“She was vivacious and loquacious, which made her flirtatious. Words ending in
-ious are bad for marriages.” (184)
“It is important to have questionable friends you can trust unconditionally.” (161)
“In baseball and sex, cliches are usually true: Pitching beats hitting, and people always want to be loved by anyone who doesn’t seem to care.” (60)
“Julia’s fake love for Vance was exhilarating and idiotic; it was the kind of love you can only feel toward someone you don’t actually know.” (77)
and so the ratio of fulfillment from an imaginary relationship is decided solely on the strength of the person who dreams it up and is magnified by her loneliness. i remember exactly where i was when i read this book-in an indian restaurant on bloor and lansdowne with one of my adopted mommies in this city. i had just met (and almost sabatoged) the love of my life and was still feelings feelings over it. this book provided a much-needed laugh out loud via the dealing with a breakup by pissing on a stereo system and i’m surprised that passage did not make it into my records. i appreciate klosterman‘s exploration on fear as shitty motivator and have some regrets over the level of indignation that i have expressed in the past year over his fiction-it probably wasn’t appropriate. my bad.
“Society is so confused, Mitch thought. Everyone wanted to become the person they were already pretending to be.” (108)
“It’s hard for Americans to differentiate between talent and notoriety; TV confuses people.” (126)
“As far as Horace could decipher, destiny was a concept that forced you to live a certain kind of life on purpose, even though you were already living that life by accident. And that seemed immoral,not to mention stupid. Why would existence be designed as a redundant system?

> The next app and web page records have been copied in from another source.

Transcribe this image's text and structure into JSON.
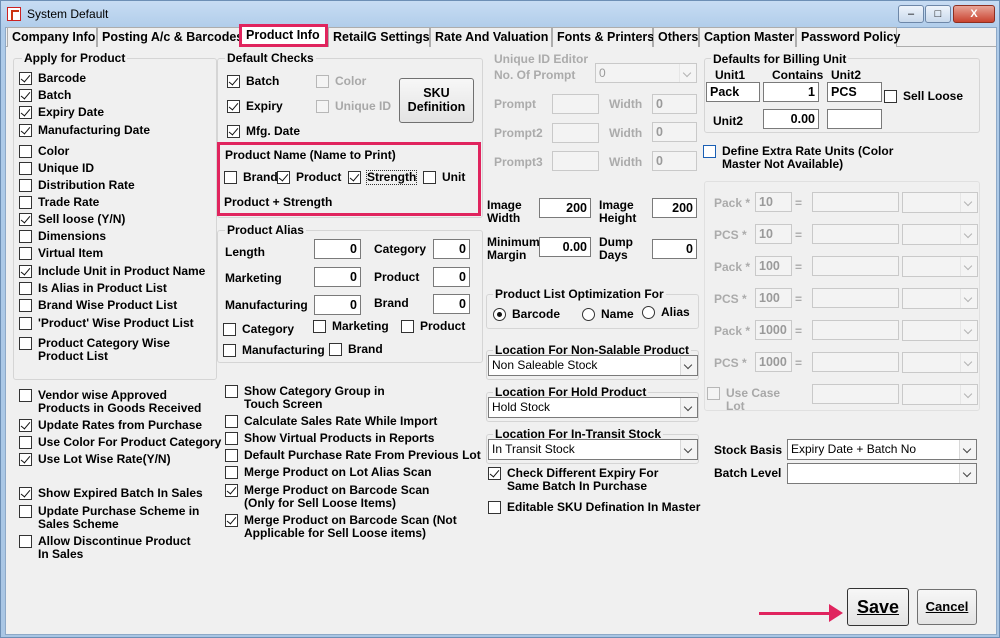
{
  "window": {
    "title": "System Default",
    "min": "–",
    "max": "□",
    "close": "X"
  },
  "tabs": [
    "Company Info",
    "Posting A/c & Barcodes",
    "Product Info",
    "RetailG Settings",
    "Rate And Valuation",
    "Fonts & Printers",
    "Others",
    "Caption Master",
    "Password Policy"
  ],
  "apply": {
    "title": "Apply for Product",
    "items": [
      {
        "label": "Barcode"
      },
      {
        "label": "Batch"
      },
      {
        "label": "Expiry Date"
      },
      {
        "label": "Manufacturing Date"
      },
      {
        "label": "Color"
      },
      {
        "label": "Unique ID"
      },
      {
        "label": "Distribution Rate"
      },
      {
        "label": "Trade Rate"
      },
      {
        "label": "Sell loose (Y/N)"
      },
      {
        "label": "Dimensions"
      },
      {
        "label": "Virtual Item"
      },
      {
        "label": "Include Unit in Product Name"
      },
      {
        "label": "Is Alias in Product List"
      },
      {
        "label": "Brand Wise Product List"
      },
      {
        "label": "'Product' Wise Product List"
      },
      {
        "label": "Product Category Wise Product List"
      }
    ]
  },
  "left_opts": [
    {
      "label": "Vendor wise Approved Products in Goods Received"
    },
    {
      "label": "Update Rates from Purchase"
    },
    {
      "label": "Use Color For Product Category"
    },
    {
      "label": "Use Lot Wise Rate(Y/N)"
    },
    {
      "label": "Show Expired Batch In Sales"
    },
    {
      "label": "Update Purchase Scheme in Sales Scheme"
    },
    {
      "label": "Allow Discontinue Product In Sales"
    }
  ],
  "default_checks": {
    "title": "Default Checks",
    "batch": "Batch",
    "color": "Color",
    "expiry": "Expiry",
    "unique_id": "Unique ID",
    "mfg": "Mfg. Date",
    "sku_button": "SKU Definition"
  },
  "product_name": {
    "title": "Product Name (Name to Print)",
    "brand": "Brand",
    "product": "Product",
    "strength": "Strength",
    "unit": "Unit",
    "preview": "Product + Strength"
  },
  "alias": {
    "title": "Product Alias",
    "length": "Length",
    "length_val": "0",
    "category": "Category",
    "category_val": "0",
    "marketing": "Marketing",
    "marketing_val": "0",
    "product": "Product",
    "product_val": "0",
    "manufacturing": "Manufacturing",
    "manufacturing_val": "0",
    "brand": "Brand",
    "brand_val": "0",
    "cb_category": "Category",
    "cb_marketing": "Marketing",
    "cb_product": "Product",
    "cb_manufacturing": "Manufacturing",
    "cb_brand": "Brand"
  },
  "mid_opts": [
    {
      "label": "Show Category Group in Touch Screen"
    },
    {
      "label": "Calculate Sales Rate While Import"
    },
    {
      "label": "Show Virtual Products in Reports"
    },
    {
      "label": "Default Purchase Rate From Previous Lot"
    },
    {
      "label": "Merge Product on Lot Alias Scan"
    },
    {
      "label": "Merge Product on Barcode Scan (Only for Sell Loose Items)"
    },
    {
      "label": "Merge Product on Barcode Scan (Not Applicable for Sell Loose items)"
    }
  ],
  "unique_editor": {
    "title": "Unique ID Editor",
    "no_prompt": "No. Of Prompt",
    "no_prompt_val": "0",
    "prompt": "Prompt",
    "prompt2": "Prompt2",
    "prompt3": "Prompt3",
    "width": "Width",
    "w1": "0",
    "w2": "0",
    "w3": "0"
  },
  "image": {
    "width_label": "Image Width",
    "width_val": "200",
    "height_label": "Image Height",
    "height_val": "200",
    "margin_label": "Minimum Margin",
    "margin_val": "0.00",
    "dump_label": "Dump Days",
    "dump_val": "0"
  },
  "optimization": {
    "title": "Product List Optimization For",
    "barcode": "Barcode",
    "name": "Name",
    "alias": "Alias"
  },
  "locations": {
    "non_salable_title": "Location For Non-Salable Product",
    "non_salable_val": "Non Saleable Stock",
    "hold_title": "Location For Hold Product",
    "hold_val": "Hold Stock",
    "transit_title": "Location For In-Transit Stock",
    "transit_val": "In Transit Stock"
  },
  "check_expiry": "Check Different Expiry For Same Batch In Purchase",
  "editable_sku": "Editable SKU Defination In Master",
  "billing": {
    "title": "Defaults for Billing Unit",
    "unit1": "Unit1",
    "contains": "Contains",
    "unit2": "Unit2",
    "unit1_val": "Pack",
    "contains_val": "1",
    "unit2_val": "PCS",
    "sell_loose": "Sell Loose",
    "unit2_label": "Unit2",
    "unit2_rate": "0.00"
  },
  "extra_rate": {
    "label": "Define Extra Rate Units (Color Master Not Available)"
  },
  "rate_units": [
    {
      "label": "Pack *",
      "val": "10"
    },
    {
      "label": "PCS *",
      "val": "10"
    },
    {
      "label": "Pack *",
      "val": "100"
    },
    {
      "label": "PCS *",
      "val": "100"
    },
    {
      "label": "Pack *",
      "val": "1000"
    },
    {
      "label": "PCS *",
      "val": "1000"
    }
  ],
  "equals": "=",
  "use_case_lot": "Use Case Lot",
  "stock_basis": {
    "label": "Stock Basis",
    "val": "Expiry Date + Batch No"
  },
  "batch_level": {
    "label": "Batch Level",
    "val": ""
  },
  "footer": {
    "save": "Save",
    "cancel": "Cancel"
  },
  "colors": {
    "highlight": "#e0245e",
    "accent": "#1a5fb4"
  }
}
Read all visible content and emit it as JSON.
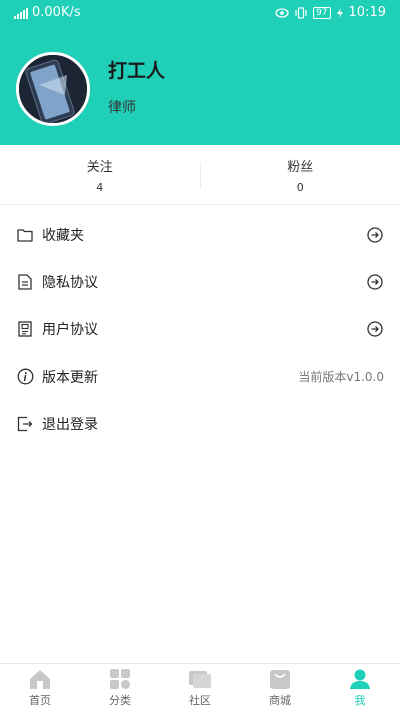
{
  "statusbar": {
    "net_speed": "0.00K/s",
    "battery": "97",
    "time": "10:19"
  },
  "profile": {
    "name": "打工人",
    "title": "律师"
  },
  "stats": {
    "follow_label": "关注",
    "follow_count": "4",
    "fans_label": "粉丝",
    "fans_count": "0"
  },
  "menu": {
    "items": [
      {
        "label": "收藏夹",
        "icon": "folder-icon"
      },
      {
        "label": "隐私协议",
        "icon": "document-icon"
      },
      {
        "label": "用户协议",
        "icon": "agreement-icon"
      },
      {
        "label": "版本更新",
        "icon": "info-icon",
        "right_text": "当前版本v1.0.0"
      },
      {
        "label": "退出登录",
        "icon": "logout-icon"
      }
    ]
  },
  "tabbar": {
    "tabs": [
      {
        "label": "首页",
        "icon": "home-icon"
      },
      {
        "label": "分类",
        "icon": "grid-icon"
      },
      {
        "label": "社区",
        "icon": "community-icon"
      },
      {
        "label": "商城",
        "icon": "shop-icon"
      },
      {
        "label": "我",
        "icon": "user-icon"
      }
    ],
    "active": "我"
  },
  "colors": {
    "accent": "#1fcfb7",
    "tab_inactive": "#c8c8c8"
  }
}
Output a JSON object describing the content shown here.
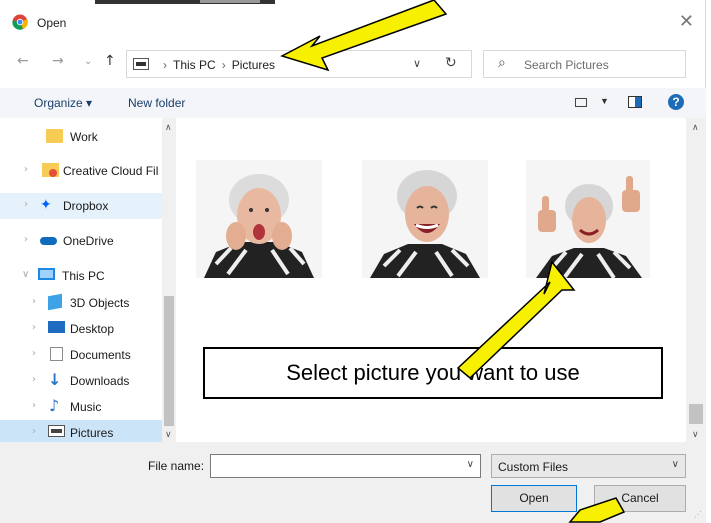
{
  "window": {
    "title": "Open",
    "close_glyph": "✕"
  },
  "nav": {
    "back_glyph": "←",
    "forward_glyph": "→",
    "recent_glyph": "⌄",
    "up_glyph": "↑",
    "breadcrumbs": [
      "This PC",
      "Pictures"
    ],
    "refresh_glyph": "↻",
    "search_placeholder": "Search Pictures",
    "search_glyph": "⌕"
  },
  "toolbar": {
    "organize_label": "Organize ▾",
    "new_folder_label": "New folder",
    "help_label": "?"
  },
  "sidebar": {
    "items": [
      {
        "label": "Work",
        "icon": "folder-icon"
      },
      {
        "label": "Creative Cloud Fil",
        "icon": "creative-cloud-icon"
      },
      {
        "label": "Dropbox",
        "icon": "dropbox-icon"
      },
      {
        "label": "OneDrive",
        "icon": "onedrive-icon"
      },
      {
        "label": "This PC",
        "icon": "computer-icon"
      },
      {
        "label": "3D Objects",
        "icon": "cube-icon"
      },
      {
        "label": "Desktop",
        "icon": "desktop-icon"
      },
      {
        "label": "Documents",
        "icon": "document-icon"
      },
      {
        "label": "Downloads",
        "icon": "download-icon"
      },
      {
        "label": "Music",
        "icon": "music-icon"
      },
      {
        "label": "Pictures",
        "icon": "pictures-icon"
      }
    ]
  },
  "content": {
    "callout_text": "Select picture you want to use"
  },
  "footer": {
    "filename_label": "File name:",
    "filename_value": "",
    "filter_value": "Custom Files",
    "open_label": "Open",
    "cancel_label": "Cancel"
  },
  "colors": {
    "selection": "#cce4f7",
    "hover": "#e5f1fb",
    "arrow_fill": "#f7f000",
    "accent": "#0078d7"
  }
}
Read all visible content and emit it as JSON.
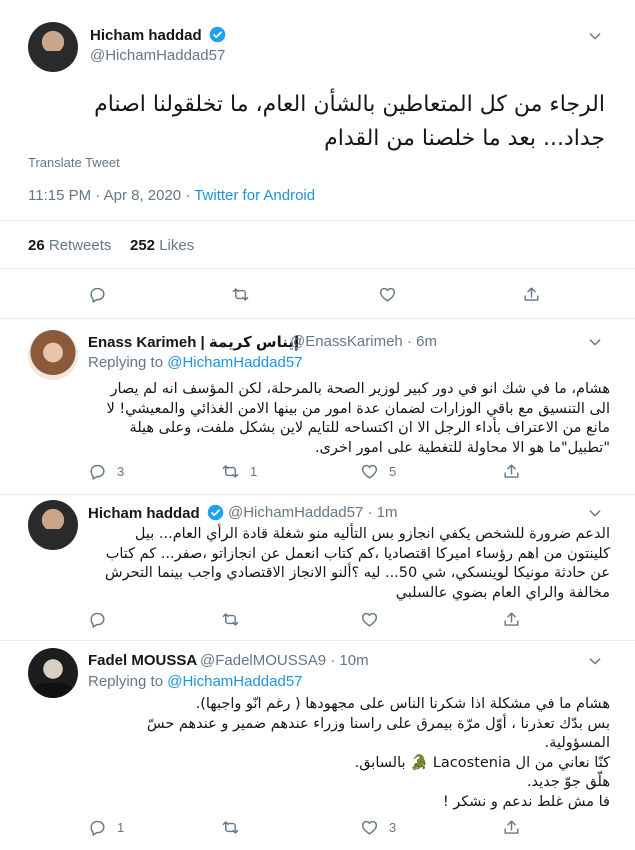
{
  "main": {
    "name": "Hicham haddad",
    "handle": "@HichamHaddad57",
    "text_line1": "الرجاء من كل المتعاطين بالشأن العام، ما تخلقولنا اصنام",
    "text_line2": "جداد... بعد ما خلصنا من القدام",
    "translate": "Translate Tweet",
    "timestamp": "11:15 PM · Apr 8, 2020 · ",
    "source": "Twitter for Android",
    "retweets_count": "26",
    "retweets_label": "Retweets",
    "likes_count": "252",
    "likes_label": "Likes"
  },
  "replies": [
    {
      "name": "Enass Karimeh | إيناس كريمة",
      "handle": "@EnassKarimeh · 6m",
      "replying_prefix": "Replying to ",
      "replying_to": "@HichamHaddad57",
      "lines": [
        "هشام، ما في شك انو في دور كبير لوزير الصحة بالمرحلة، لكن المؤسف انه لم يصار",
        "الى التنسيق مع باقي الوزارات لضمان عدة امور من بينها الامن الغذائي والمعيشي! لا",
        "مانع من الاعتراف بأداء الرجل الا ان اكتساحه للتايم لاين بشكل ملفت، وعلى هيلة",
        "\"تطبيل\"ما هو الا محاولة للتغطية على امور اخرى."
      ],
      "reply_count": "3",
      "retweet_count": "1",
      "like_count": "5"
    },
    {
      "name": "Hicham haddad",
      "handle": "@HichamHaddad57 · 1m",
      "lines": [
        "الدعم ضرورة للشخص يكفي انجازو بس التأليه منو شغلة قادة الرأي العام... بيل",
        "كلينتون من اهم رؤساء اميركا اقتصاديا ،كم كتاب انعمل عن انجازاتو ،صفر... كم كتاب",
        "عن حادثة مونيكا لوينسكي، شي 50... ليه ؟ألنو الانجاز الاقتصادي واجب بينما التحرش",
        "مخالفة والراي العام بضوي عالسلبي"
      ],
      "reply_count": "",
      "retweet_count": "",
      "like_count": ""
    },
    {
      "name": "Fadel MOUSSA",
      "handle": "@FadelMOUSSA9 · 10m",
      "replying_prefix": "Replying to ",
      "replying_to": "@HichamHaddad57",
      "lines": [
        "هشام ما في مشكلة اذا شكرنا الناس على مجهودها ( رغم انّو واجبها).",
        "بس بدّك تعذرنا ، أوّل مرّة بيمرق على راسنا وزراء عندهم ضمير و عندهم حسّ",
        "المسؤولية.",
        "كنّا نعاني من ال Lacostenia 🐊 بالسابق.",
        "هلّق جوّ جديد.",
        "فا مش غلط ندعم و نشكر !"
      ],
      "reply_count": "1",
      "retweet_count": "",
      "like_count": "3"
    }
  ],
  "colors": {
    "accent": "#1da1f2",
    "muted": "#657786",
    "text": "#14171a",
    "divider": "#e6ecf0"
  }
}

Destiny made God seem like an unconfident engineer.” (67)
if ever a case was made for why you should live your (own) life here on earth, this would be it.